Every entry is to be copied exactly as written, and the pictures are to be skipped.

(Dataset extract Opens)

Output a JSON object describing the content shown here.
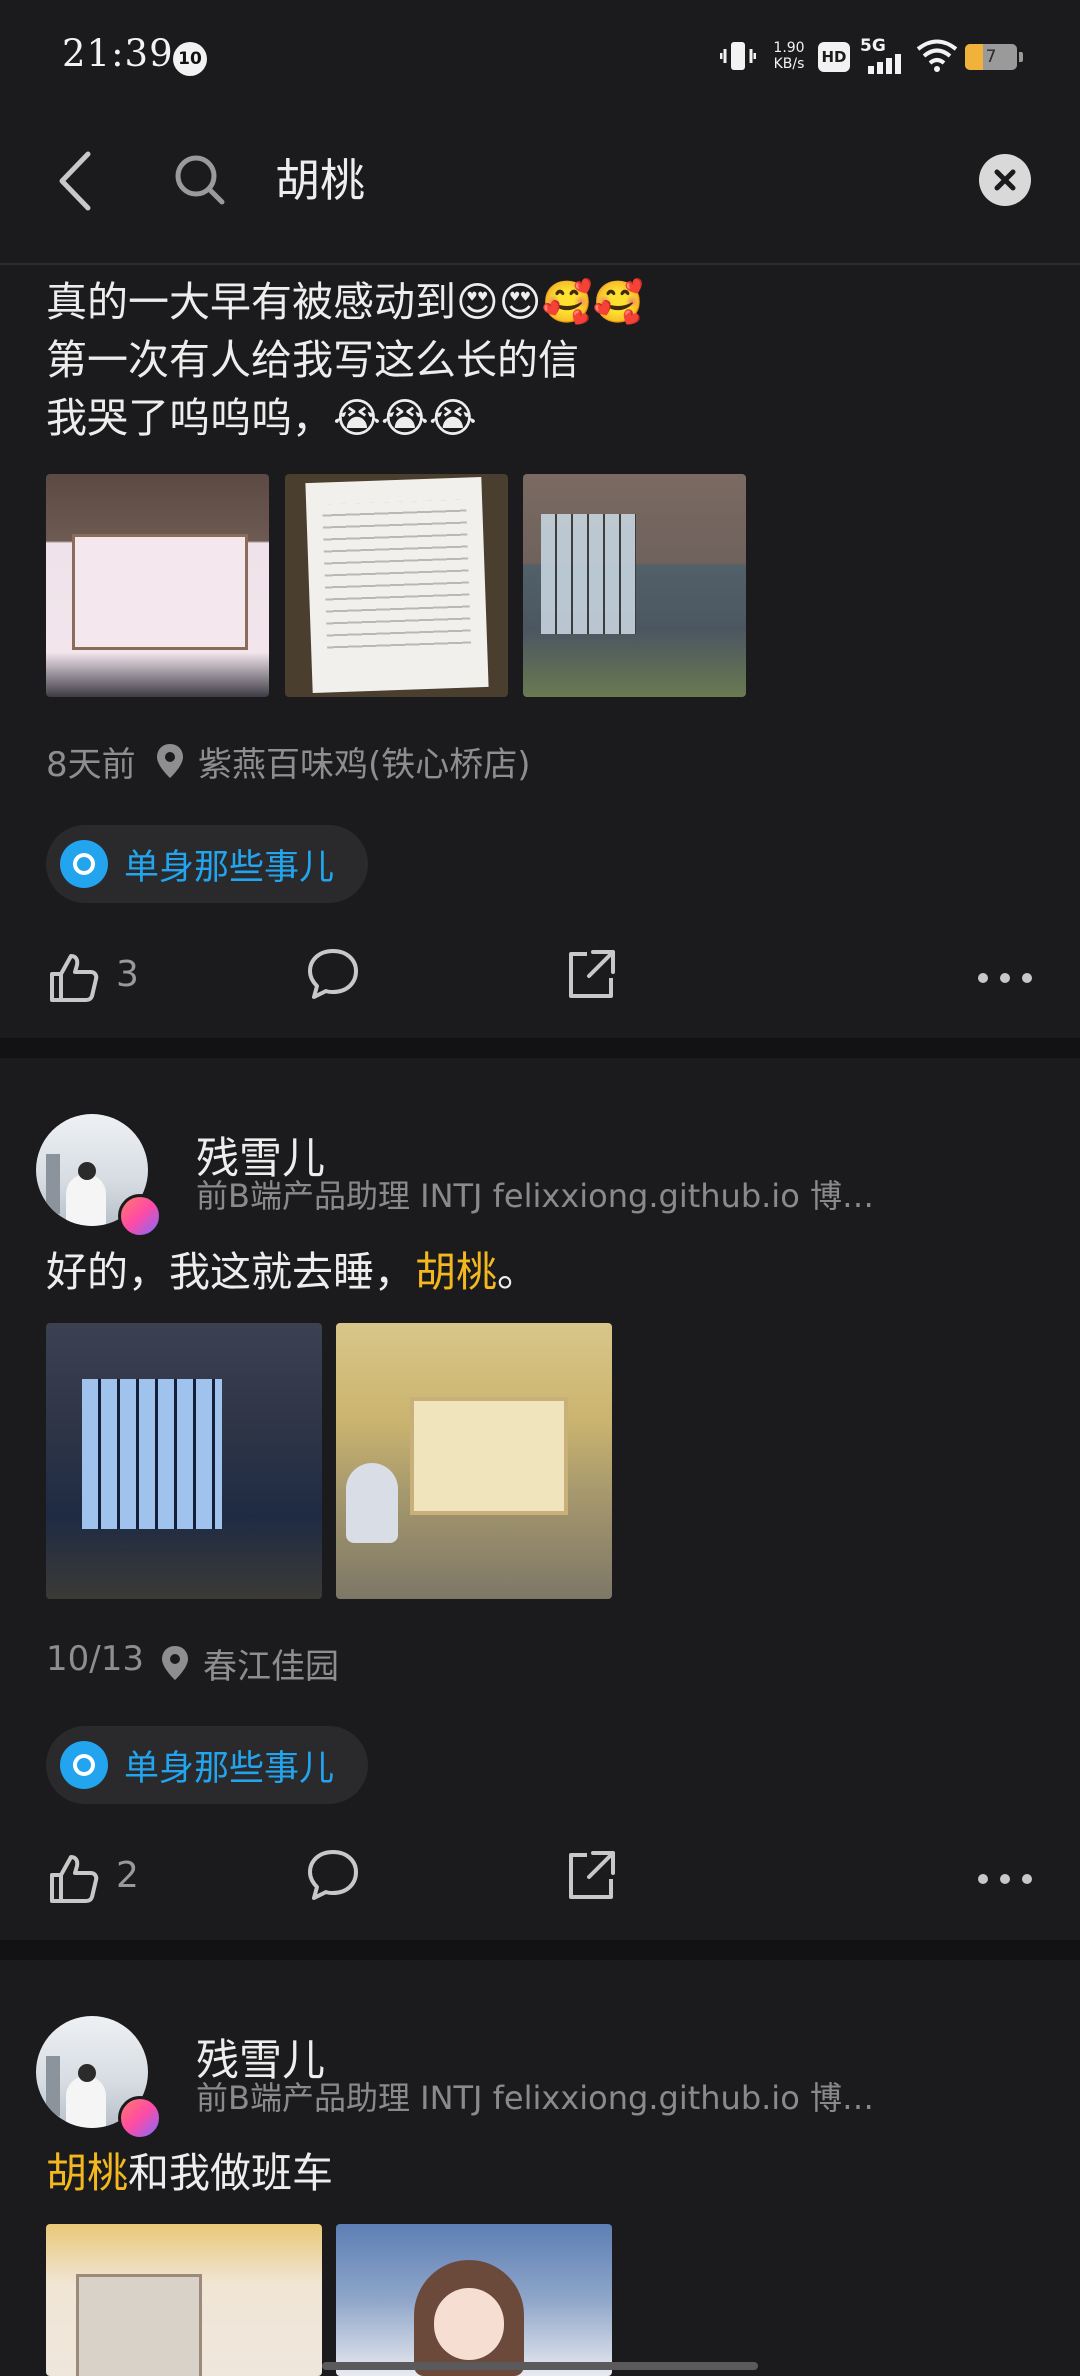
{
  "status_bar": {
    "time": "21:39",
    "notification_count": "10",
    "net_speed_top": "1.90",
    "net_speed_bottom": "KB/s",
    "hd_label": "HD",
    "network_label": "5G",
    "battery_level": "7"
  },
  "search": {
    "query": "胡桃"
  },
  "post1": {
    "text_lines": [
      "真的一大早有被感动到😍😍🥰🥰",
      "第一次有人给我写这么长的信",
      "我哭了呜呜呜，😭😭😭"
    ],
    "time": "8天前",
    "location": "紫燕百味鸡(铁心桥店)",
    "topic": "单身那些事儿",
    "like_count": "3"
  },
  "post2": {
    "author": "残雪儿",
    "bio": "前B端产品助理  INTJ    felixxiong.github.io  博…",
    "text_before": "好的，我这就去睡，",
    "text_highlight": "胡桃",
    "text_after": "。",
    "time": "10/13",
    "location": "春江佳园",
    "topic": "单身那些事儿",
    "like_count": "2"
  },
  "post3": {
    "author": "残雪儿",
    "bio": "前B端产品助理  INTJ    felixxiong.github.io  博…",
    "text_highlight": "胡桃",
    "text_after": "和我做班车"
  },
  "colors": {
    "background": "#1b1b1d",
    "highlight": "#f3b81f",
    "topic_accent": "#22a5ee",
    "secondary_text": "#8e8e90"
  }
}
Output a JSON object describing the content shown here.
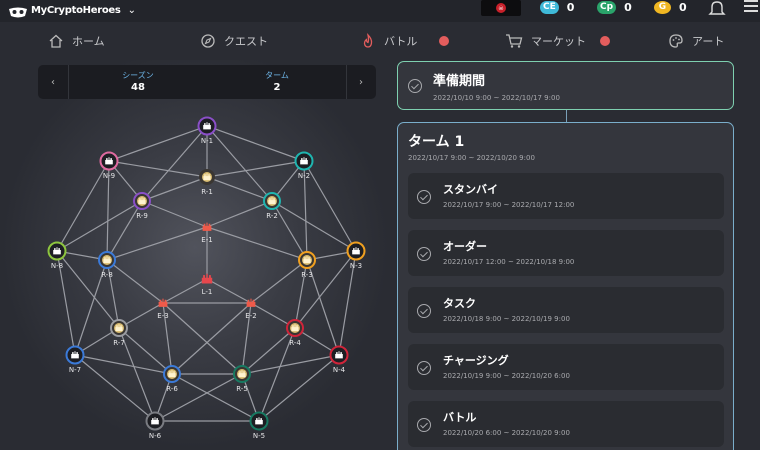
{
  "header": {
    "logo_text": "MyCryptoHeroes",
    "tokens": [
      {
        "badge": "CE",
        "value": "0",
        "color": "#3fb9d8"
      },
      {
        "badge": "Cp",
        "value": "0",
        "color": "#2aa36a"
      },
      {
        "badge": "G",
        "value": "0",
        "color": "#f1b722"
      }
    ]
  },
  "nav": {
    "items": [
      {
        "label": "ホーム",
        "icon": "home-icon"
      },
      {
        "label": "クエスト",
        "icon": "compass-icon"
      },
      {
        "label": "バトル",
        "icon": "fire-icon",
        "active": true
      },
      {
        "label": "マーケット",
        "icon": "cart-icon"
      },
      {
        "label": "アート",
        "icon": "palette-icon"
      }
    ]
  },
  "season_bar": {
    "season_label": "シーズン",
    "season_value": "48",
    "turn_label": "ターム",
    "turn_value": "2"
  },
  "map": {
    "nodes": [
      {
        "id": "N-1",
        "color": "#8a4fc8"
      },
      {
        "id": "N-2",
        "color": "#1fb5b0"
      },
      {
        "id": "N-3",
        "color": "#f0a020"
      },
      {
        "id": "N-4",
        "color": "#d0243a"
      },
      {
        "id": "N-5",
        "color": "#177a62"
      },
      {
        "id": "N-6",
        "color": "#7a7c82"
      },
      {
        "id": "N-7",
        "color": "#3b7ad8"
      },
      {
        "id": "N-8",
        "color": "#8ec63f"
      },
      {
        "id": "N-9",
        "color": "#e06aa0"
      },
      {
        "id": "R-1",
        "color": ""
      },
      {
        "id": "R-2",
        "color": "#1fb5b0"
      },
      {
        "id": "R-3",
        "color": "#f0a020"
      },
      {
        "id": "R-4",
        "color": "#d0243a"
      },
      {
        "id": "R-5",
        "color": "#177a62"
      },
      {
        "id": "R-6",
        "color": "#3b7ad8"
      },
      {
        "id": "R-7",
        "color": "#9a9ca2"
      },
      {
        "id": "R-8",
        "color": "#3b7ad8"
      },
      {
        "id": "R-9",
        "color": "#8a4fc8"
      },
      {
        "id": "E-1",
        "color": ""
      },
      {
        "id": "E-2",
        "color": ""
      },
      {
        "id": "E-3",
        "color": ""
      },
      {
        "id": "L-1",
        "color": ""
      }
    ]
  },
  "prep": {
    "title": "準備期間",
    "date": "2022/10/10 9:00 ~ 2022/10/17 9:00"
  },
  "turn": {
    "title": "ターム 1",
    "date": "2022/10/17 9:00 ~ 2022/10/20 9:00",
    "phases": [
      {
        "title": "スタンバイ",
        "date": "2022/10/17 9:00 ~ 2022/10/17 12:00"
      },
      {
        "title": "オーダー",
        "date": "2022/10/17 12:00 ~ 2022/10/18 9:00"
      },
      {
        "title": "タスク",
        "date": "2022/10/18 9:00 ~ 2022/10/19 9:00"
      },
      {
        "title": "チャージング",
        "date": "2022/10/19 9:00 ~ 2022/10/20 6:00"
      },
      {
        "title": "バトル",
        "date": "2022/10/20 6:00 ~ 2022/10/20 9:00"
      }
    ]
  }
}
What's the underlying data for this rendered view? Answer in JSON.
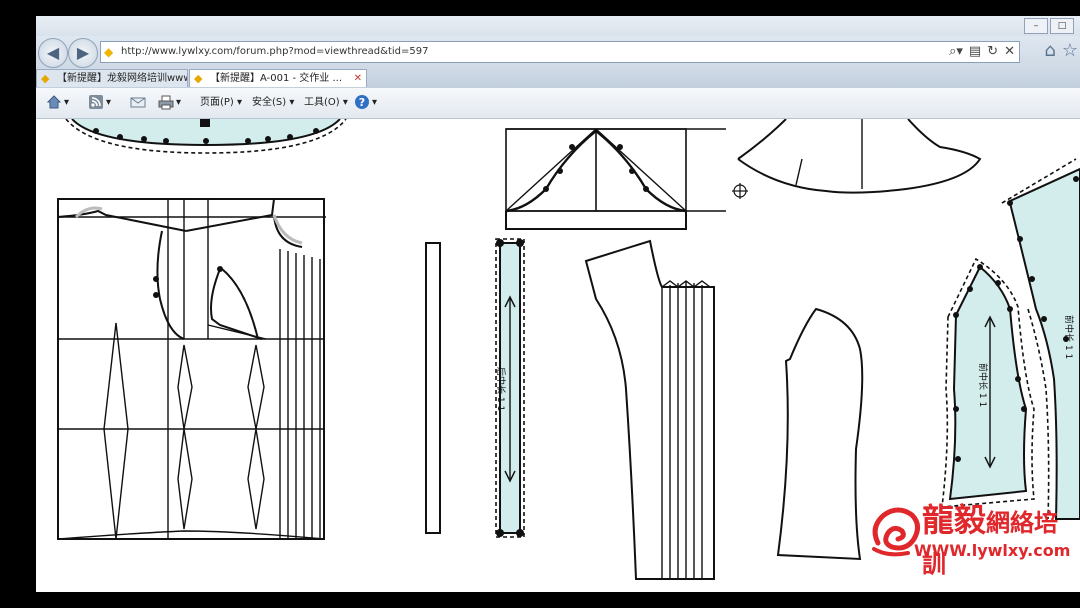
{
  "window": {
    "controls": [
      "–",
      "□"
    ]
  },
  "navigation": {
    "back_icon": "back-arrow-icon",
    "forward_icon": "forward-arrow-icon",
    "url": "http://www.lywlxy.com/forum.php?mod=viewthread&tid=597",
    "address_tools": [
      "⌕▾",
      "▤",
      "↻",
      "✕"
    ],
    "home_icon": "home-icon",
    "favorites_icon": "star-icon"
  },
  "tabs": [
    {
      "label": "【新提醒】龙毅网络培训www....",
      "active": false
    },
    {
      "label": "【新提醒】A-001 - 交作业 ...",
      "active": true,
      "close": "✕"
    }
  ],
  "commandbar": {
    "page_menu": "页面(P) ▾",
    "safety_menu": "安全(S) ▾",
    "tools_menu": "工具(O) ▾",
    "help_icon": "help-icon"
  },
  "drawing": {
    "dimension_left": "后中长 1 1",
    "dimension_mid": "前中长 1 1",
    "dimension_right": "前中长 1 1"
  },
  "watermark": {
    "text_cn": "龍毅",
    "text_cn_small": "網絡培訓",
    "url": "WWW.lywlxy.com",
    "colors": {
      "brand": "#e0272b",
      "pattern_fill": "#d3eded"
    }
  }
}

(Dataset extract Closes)

→ Solution for this task
Output a JSON object describing the content shown here.
{
  "status_bar": {
    "time": "21:39",
    "notification_count": "10",
    "net_speed_top": "1.90",
    "net_speed_bottom": "KB/s",
    "hd_label": "HD",
    "network_label": "5G",
    "battery_level": "7"
  },
  "search": {
    "query": "胡桃"
  },
  "post1": {
    "text_lines": [
      "真的一大早有被感动到😍😍🥰🥰",
      "第一次有人给我写这么长的信",
      "我哭了呜呜呜，😭😭😭"
    ],
    "time": "8天前",
    "location": "紫燕百味鸡(铁心桥店)",
    "topic": "单身那些事儿",
    "like_count": "3"
  },
  "post2": {
    "author": "残雪儿",
    "bio": "前B端产品助理  INTJ    felixxiong.github.io  博…",
    "text_before": "好的，我这就去睡，",
    "text_highlight": "胡桃",
    "text_after": "。",
    "time": "10/13",
    "location": "春江佳园",
    "topic": "单身那些事儿",
    "like_count": "2"
  },
  "post3": {
    "author": "残雪儿",
    "bio": "前B端产品助理  INTJ    felixxiong.github.io  博…",
    "text_highlight": "胡桃",
    "text_after": "和我做班车"
  },
  "colors": {
    "background": "#1b1b1d",
    "highlight": "#f3b81f",
    "topic_accent": "#22a5ee",
    "secondary_text": "#8e8e90"
  }
}
Output a JSON object describing the content shown here.
{
  "header": {
    "logo_text": "MyCryptoHeroes",
    "tokens": [
      {
        "badge": "CE",
        "value": "0",
        "color": "#3fb9d8"
      },
      {
        "badge": "Cp",
        "value": "0",
        "color": "#2aa36a"
      },
      {
        "badge": "G",
        "value": "0",
        "color": "#f1b722"
      }
    ]
  },
  "nav": {
    "items": [
      {
        "label": "ホーム",
        "icon": "home-icon"
      },
      {
        "label": "クエスト",
        "icon": "compass-icon"
      },
      {
        "label": "バトル",
        "icon": "fire-icon",
        "active": true
      },
      {
        "label": "マーケット",
        "icon": "cart-icon"
      },
      {
        "label": "アート",
        "icon": "palette-icon"
      }
    ]
  },
  "season_bar": {
    "season_label": "シーズン",
    "season_value": "48",
    "turn_label": "ターム",
    "turn_value": "2"
  },
  "map": {
    "nodes": [
      {
        "id": "N-1",
        "color": "#8a4fc8"
      },
      {
        "id": "N-2",
        "color": "#1fb5b0"
      },
      {
        "id": "N-3",
        "color": "#f0a020"
      },
      {
        "id": "N-4",
        "color": "#d0243a"
      },
      {
        "id": "N-5",
        "color": "#177a62"
      },
      {
        "id": "N-6",
        "color": "#7a7c82"
      },
      {
        "id": "N-7",
        "color": "#3b7ad8"
      },
      {
        "id": "N-8",
        "color": "#8ec63f"
      },
      {
        "id": "N-9",
        "color": "#e06aa0"
      },
      {
        "id": "R-1",
        "color": ""
      },
      {
        "id": "R-2",
        "color": "#1fb5b0"
      },
      {
        "id": "R-3",
        "color": "#f0a020"
      },
      {
        "id": "R-4",
        "color": "#d0243a"
      },
      {
        "id": "R-5",
        "color": "#177a62"
      },
      {
        "id": "R-6",
        "color": "#3b7ad8"
      },
      {
        "id": "R-7",
        "color": "#9a9ca2"
      },
      {
        "id": "R-8",
        "color": "#3b7ad8"
      },
      {
        "id": "R-9",
        "color": "#8a4fc8"
      },
      {
        "id": "E-1",
        "color": ""
      },
      {
        "id": "E-2",
        "color": ""
      },
      {
        "id": "E-3",
        "color": ""
      },
      {
        "id": "L-1",
        "color": ""
      }
    ]
  },
  "prep": {
    "title": "準備期間",
    "date": "2022/10/10 9:00 ~ 2022/10/17 9:00"
  },
  "turn": {
    "title": "ターム 1",
    "date": "2022/10/17 9:00 ~ 2022/10/20 9:00",
    "phases": [
      {
        "title": "スタンバイ",
        "date": "2022/10/17 9:00 ~ 2022/10/17 12:00"
      },
      {
        "title": "オーダー",
        "date": "2022/10/17 12:00 ~ 2022/10/18 9:00"
      },
      {
        "title": "タスク",
        "date": "2022/10/18 9:00 ~ 2022/10/19 9:00"
      },
      {
        "title": "チャージング",
        "date": "2022/10/19 9:00 ~ 2022/10/20 6:00"
      },
      {
        "title": "バトル",
        "date": "2022/10/20 6:00 ~ 2022/10/20 9:00"
      }
    ]
  }
}
What's the underlying data for this rendered view? Answer in JSON.
{
  "window": {
    "controls": [
      "–",
      "□"
    ]
  },
  "navigation": {
    "back_icon": "back-arrow-icon",
    "forward_icon": "forward-arrow-icon",
    "url": "http://www.lywlxy.com/forum.php?mod=viewthread&tid=597",
    "address_tools": [
      "⌕▾",
      "▤",
      "↻",
      "✕"
    ],
    "home_icon": "home-icon",
    "favorites_icon": "star-icon"
  },
  "tabs": [
    {
      "label": "【新提醒】龙毅网络培训www....",
      "active": false
    },
    {
      "label": "【新提醒】A-001 - 交作业 ...",
      "active": true,
      "close": "✕"
    }
  ],
  "commandbar": {
    "page_menu": "页面(P) ▾",
    "safety_menu": "安全(S) ▾",
    "tools_menu": "工具(O) ▾",
    "help_icon": "help-icon"
  },
  "drawing": {
    "dimension_left": "后中长 1 1",
    "dimension_mid": "前中长 1 1",
    "dimension_right": "前中长 1 1"
  },
  "watermark": {
    "text_cn": "龍毅",
    "text_cn_small": "網絡培訓",
    "url": "WWW.lywlxy.com",
    "colors": {
      "brand": "#e0272b",
      "pattern_fill": "#d3eded"
    }
  }
}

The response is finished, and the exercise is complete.